In recent years, there has been a wave of “jukebox musicals” hitting Broadway and London stages, where existing songs are combined with a new story to form a theatrical show. There have been hits (Mamma Mia - using the hits of ABBA), misses (Good Vibrations – with songs by the Beach Boys), and those that fall somewhere in between (All Shook Up – showcasing songs made famous by Elvis). With shows such as Jersey Boys, The Boy From Oz, Movin’ Out, We Will Rock You, and many others also generally stuck with the “jukebox musical” label, many theatergoers assume this is a new phenomenon. However, this type of show has been around for years, and Crazy For You, currently being presented in a Mainstage Series production at the University of Cincinnati - Conservatory of Music (CCM) is considered one of the better examples. As demonstrated by the program’s toe-tapping and energetic staging, this musical reaps the benefits of classic songs and splendid choreography, and just enough story to provide a framework for them both.

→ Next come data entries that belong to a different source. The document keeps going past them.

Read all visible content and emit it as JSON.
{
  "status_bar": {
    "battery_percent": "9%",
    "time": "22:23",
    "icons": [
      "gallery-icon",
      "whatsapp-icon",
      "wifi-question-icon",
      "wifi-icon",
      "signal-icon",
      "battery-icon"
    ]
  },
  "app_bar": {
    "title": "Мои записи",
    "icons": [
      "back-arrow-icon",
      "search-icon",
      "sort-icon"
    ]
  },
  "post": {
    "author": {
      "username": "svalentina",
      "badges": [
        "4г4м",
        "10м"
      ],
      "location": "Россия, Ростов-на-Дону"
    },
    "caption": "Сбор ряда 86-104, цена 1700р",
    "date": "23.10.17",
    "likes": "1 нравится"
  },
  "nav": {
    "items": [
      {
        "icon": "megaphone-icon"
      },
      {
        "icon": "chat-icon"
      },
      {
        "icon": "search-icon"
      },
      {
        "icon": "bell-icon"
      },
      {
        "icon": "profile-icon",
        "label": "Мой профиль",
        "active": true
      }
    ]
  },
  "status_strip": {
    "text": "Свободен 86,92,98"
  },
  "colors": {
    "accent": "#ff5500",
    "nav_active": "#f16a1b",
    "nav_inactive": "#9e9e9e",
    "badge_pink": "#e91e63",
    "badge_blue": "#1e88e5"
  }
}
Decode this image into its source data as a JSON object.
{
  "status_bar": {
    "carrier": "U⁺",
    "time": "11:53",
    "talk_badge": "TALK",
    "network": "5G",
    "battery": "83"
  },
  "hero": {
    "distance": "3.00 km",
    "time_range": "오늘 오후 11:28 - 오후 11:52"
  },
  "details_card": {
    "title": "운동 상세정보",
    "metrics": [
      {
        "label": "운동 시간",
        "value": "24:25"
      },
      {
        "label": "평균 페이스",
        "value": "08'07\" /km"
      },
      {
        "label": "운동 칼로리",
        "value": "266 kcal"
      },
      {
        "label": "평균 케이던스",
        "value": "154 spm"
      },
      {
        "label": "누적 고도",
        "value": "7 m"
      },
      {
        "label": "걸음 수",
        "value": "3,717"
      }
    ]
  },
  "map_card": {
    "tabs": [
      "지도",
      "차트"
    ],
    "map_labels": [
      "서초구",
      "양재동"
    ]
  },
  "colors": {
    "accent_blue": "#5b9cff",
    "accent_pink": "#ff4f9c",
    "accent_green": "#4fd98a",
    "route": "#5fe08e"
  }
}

Crazy For You, which won the Tony Award for Best Musical in 1992 (over arguably more deserving nominees Falsettos and Jelly’s Last Jam), is the story of Bobby Child, who longs to leave his boring life as a 1930s New York City banker for a career in the theater. When Child is sent to Nevada to foreclose on a rundown theater, he falls in love with Polly, the daughter of the building’s owner. With the help of some friends from Zangler’s Follies, Bobby decides to try to save the old theater instead, and in the meanwhile fulfill his own dreams of showbiz success and true love as well.
This show has an advantage over many of the more recent “jukebox musicals” because Crazy For You boasts a score by George and Ira Gershwin. These songs were written for characters (rather than just as pop songs), and of course are of impeccable quality. The old-fashioned sentiments of numbers such as “Someone to Watch Over Me” and “Embraceable You,” and the unstoppable energy of “I Got Rhythm” are timeless, and the audience reacts gleefully as they recognize the old standards they know so well.
Crazy For You began life as an idea to revise the musical Girl Crazy, but bookwriter Ken Ludwig wisely decided to start mostly from scratch. He used six songs from the original show, added Gershwin tunes from several movies, and even found some recently discovered cut songs to incorporate. The story he constructed around these songs is a 1930s style boy-meets-girl valentine to shows of yesteryear. Hokey one-liners, sight gags, cases of mistaken identify, love-at-first sight pronouncements, extended dance sequences, and other old-school devices are aplenty. Even though the story is predictable and slight, it serves the songs and the dancing well, and that’s what this show is all about.
Almost every musical on Broadway boasts a CCM graduate, and with good reason. These students are some of the most talented and well-trained anywhere. Leads Joseph Medeiros (Bobby Child) and Savannah M. Wise (Polly Baker) both already have Broadway credits to their names, he in Big and she as Young Cosette in Les Miserables. There is little doubt that these two seniors will be returning to the Great White Way soon. Mr. Medeiros supplies the required eagerness to the role and sings admirably. However, it is his smooth and skillful dancing, and gifts as a physical comedian, that makes this a standout performance. Ms. Wise sings with earnest emotion, and moves her character convincingly from hard-heartedness to tenderness. It is her dancing, however, that is most praiseworthy. Her grace and technique are admirable and put to wonderful use here. The rest of cast, whether it be in supporting roles or in the smallest ensemble part, do a great job in maintaining a high level of energy and executing the material with precision.
For audience members familiar with the Broadway version of the show (or the PBS broadcast featuring the same choreography from a production at PaperMill Playhouse) won’t find much new in CCM’s production. Director Aubrey Berg has wisely kept the show mostly intact in a close representation of the original. With a quick pace and fun tone throughout, the show works without much tinkering. Mr. Berg has extracted honest and charming performances from the students and most of the humor (save some groan worthy one-liners) works. Co-choreographers Diane Lala and Brandon Bieber have adeptly restaged original choreographer Susan Stroman’s splendid dances, highlighted by her innovative use of props as showcased in “Slap That Bass” among others. Roger Grodsky brightly conducts the wonderful thirty-piece orchestra, which couldn’t sound better.
The handsome set design by Paul Shortt gives New York a muted art deco look, while Nevada has splashes of vivid colors of the old West. Rebecca Senske’s fun and attractive costumes likewise capture a kaleidoscope of colors, especially for the showgirls, and there is appropriate atmospheric lighting by James H. Gage.
Crazy For You is a great musical to show off the dancing ability of CCM’s students, especially the talents of their two senior leads. In a production that is extremely faithful to the original Broadway production, this is a crowd-pleaser by all accounts. Crazy For You continues at CCM from through November 20, 2005.